What the task requires
Take every line from the records below that includes the word "株式会社カミナリコーポレーション".

Information supplied
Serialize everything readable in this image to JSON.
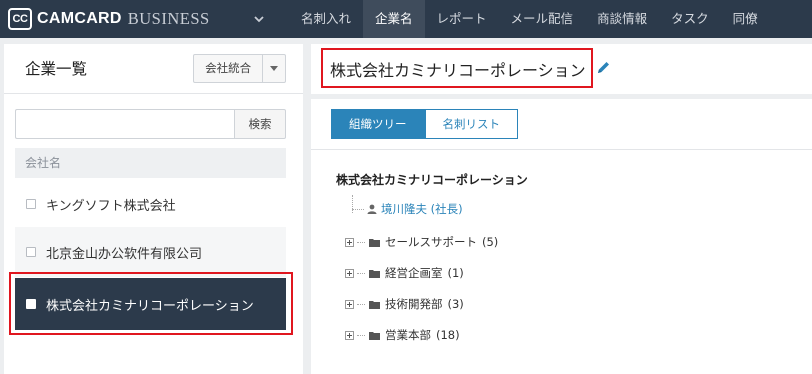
{
  "app": {
    "logo_short": "CC",
    "logo_name": "CAMCARD",
    "logo_sub": "BUSINESS"
  },
  "nav": {
    "items": [
      {
        "label": "名刺入れ",
        "active": false
      },
      {
        "label": "企業名",
        "active": true
      },
      {
        "label": "レポート",
        "active": false
      },
      {
        "label": "メール配信",
        "active": false
      },
      {
        "label": "商談情報",
        "active": false
      },
      {
        "label": "タスク",
        "active": false
      },
      {
        "label": "同僚",
        "active": false
      }
    ]
  },
  "left_panel": {
    "title": "企業一覧",
    "merge_button": "会社統合",
    "search": {
      "value": "",
      "placeholder": "",
      "button": "検索"
    },
    "column_header": "会社名",
    "companies": [
      {
        "name": "キングソフト株式会社",
        "selected": false
      },
      {
        "name": "北京金山办公软件有限公司",
        "selected": false
      },
      {
        "name": "株式会社カミナリコーポレーション",
        "selected": true
      }
    ]
  },
  "detail": {
    "company_name": "株式会社カミナリコーポレーション",
    "tabs": [
      {
        "label": "組織ツリー",
        "active": true
      },
      {
        "label": "名刺リスト",
        "active": false
      }
    ],
    "tree": {
      "root": "株式会社カミナリコーポレーション",
      "person": "境川隆夫 (社長)",
      "departments": [
        {
          "name": "セールスサポート",
          "count": "(5)"
        },
        {
          "name": "経営企画室",
          "count": "(1)"
        },
        {
          "name": "技術開発部",
          "count": "(3)"
        },
        {
          "name": "営業本部",
          "count": "(18)"
        }
      ]
    }
  },
  "colors": {
    "topbar": "#2c3a4b",
    "accent": "#2b84b9",
    "highlight": "#e0161f"
  }
}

Answer box
        "name": "株式会社カミナリコーポレーション",
    "company_name": "株式会社カミナリコーポレーション",
      "root": "株式会社カミナリコーポレーション",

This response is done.